*PROVIDED MATERIAL*.
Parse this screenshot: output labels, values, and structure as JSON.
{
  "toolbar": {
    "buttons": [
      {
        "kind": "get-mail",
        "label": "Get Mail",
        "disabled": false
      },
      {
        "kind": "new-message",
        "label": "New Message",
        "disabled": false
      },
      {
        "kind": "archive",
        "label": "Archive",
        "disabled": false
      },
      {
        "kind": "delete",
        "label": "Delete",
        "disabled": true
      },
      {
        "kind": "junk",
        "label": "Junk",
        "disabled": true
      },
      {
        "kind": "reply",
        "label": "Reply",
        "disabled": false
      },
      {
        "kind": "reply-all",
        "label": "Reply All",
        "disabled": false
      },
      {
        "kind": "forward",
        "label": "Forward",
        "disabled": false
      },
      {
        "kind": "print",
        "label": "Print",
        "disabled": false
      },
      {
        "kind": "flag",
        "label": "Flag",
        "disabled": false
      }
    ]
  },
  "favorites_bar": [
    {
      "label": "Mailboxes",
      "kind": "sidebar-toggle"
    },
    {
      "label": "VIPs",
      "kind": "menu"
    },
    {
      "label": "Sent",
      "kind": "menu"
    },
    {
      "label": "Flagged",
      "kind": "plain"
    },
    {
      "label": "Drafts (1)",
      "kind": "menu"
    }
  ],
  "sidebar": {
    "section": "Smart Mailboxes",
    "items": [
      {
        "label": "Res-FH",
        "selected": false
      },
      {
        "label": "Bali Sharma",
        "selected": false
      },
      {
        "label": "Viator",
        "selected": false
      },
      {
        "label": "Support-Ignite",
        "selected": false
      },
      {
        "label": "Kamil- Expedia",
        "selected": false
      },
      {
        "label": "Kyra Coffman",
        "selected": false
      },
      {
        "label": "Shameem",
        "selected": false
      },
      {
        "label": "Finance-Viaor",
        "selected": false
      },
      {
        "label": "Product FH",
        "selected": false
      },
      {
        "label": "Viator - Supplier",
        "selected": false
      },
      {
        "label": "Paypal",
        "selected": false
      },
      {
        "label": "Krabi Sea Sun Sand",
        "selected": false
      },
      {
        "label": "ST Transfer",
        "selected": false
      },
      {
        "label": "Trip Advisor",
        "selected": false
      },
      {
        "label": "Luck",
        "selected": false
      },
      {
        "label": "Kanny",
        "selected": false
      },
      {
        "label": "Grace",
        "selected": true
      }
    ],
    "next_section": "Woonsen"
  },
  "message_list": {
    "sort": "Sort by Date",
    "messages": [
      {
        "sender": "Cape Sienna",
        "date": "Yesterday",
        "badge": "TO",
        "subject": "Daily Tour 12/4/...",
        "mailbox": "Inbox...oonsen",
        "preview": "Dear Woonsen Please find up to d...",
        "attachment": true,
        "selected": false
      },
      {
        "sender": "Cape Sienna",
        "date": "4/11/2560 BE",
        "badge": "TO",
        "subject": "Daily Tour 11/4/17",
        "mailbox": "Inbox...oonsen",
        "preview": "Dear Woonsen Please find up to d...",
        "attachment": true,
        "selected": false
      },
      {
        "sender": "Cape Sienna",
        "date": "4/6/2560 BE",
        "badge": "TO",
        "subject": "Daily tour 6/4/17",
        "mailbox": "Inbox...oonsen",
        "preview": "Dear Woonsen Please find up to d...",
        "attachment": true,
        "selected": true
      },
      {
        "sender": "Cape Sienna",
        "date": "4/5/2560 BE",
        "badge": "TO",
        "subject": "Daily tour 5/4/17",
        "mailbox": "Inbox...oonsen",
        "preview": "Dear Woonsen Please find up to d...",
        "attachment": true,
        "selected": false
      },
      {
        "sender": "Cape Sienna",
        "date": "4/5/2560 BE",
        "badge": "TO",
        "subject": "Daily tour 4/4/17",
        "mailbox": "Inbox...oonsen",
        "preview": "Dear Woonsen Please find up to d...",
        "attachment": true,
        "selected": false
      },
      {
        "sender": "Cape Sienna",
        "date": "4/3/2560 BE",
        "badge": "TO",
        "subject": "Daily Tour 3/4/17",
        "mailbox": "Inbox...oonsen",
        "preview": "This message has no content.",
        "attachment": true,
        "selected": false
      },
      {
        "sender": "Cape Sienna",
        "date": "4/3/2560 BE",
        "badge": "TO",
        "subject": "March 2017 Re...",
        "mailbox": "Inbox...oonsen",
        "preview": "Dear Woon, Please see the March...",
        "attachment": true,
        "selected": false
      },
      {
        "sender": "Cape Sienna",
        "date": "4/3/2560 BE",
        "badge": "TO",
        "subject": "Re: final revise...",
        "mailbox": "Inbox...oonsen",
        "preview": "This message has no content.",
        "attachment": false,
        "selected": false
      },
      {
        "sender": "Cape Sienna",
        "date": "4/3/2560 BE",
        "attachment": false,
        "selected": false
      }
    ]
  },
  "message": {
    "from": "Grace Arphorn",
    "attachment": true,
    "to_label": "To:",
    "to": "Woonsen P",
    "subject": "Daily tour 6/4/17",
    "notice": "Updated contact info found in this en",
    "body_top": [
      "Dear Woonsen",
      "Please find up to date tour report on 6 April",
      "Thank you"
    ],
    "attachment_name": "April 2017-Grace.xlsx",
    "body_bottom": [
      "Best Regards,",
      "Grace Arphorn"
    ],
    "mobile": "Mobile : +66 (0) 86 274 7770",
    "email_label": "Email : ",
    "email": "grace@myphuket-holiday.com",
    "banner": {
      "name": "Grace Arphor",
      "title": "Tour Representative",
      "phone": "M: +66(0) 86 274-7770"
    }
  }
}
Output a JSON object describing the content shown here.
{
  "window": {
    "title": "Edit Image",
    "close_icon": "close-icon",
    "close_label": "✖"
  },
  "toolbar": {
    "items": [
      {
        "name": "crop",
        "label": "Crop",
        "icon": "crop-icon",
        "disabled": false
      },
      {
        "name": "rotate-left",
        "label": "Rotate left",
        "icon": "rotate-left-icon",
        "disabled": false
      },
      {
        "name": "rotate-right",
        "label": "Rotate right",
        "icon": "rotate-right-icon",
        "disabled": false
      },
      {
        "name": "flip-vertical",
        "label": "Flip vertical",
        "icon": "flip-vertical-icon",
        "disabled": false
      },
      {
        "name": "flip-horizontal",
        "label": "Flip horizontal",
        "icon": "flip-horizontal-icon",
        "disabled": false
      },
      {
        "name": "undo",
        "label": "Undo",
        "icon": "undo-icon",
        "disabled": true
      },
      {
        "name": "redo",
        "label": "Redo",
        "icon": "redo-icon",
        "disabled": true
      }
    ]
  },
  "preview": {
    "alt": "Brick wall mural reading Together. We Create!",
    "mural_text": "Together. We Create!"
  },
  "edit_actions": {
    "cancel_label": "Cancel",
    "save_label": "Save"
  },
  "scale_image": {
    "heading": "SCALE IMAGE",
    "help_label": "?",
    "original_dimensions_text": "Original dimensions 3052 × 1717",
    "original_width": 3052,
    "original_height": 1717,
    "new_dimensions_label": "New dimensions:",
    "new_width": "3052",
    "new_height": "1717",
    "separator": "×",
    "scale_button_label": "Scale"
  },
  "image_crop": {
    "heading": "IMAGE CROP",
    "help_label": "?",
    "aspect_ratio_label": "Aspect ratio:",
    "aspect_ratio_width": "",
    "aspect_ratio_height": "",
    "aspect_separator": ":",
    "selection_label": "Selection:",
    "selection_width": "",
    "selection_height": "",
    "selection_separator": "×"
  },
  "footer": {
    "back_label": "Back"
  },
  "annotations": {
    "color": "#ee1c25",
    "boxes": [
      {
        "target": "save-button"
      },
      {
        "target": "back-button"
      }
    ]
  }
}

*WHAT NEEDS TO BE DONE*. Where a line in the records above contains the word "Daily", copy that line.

*ANSWER TO THIS PROBLEM*.
        "subject": "Daily Tour 12/4/...",
        "subject": "Daily Tour 11/4/17",
        "subject": "Daily tour 6/4/17",
        "subject": "Daily tour 5/4/17",
        "subject": "Daily tour 4/4/17",
        "subject": "Daily Tour 3/4/17",
    "subject": "Daily tour 6/4/17",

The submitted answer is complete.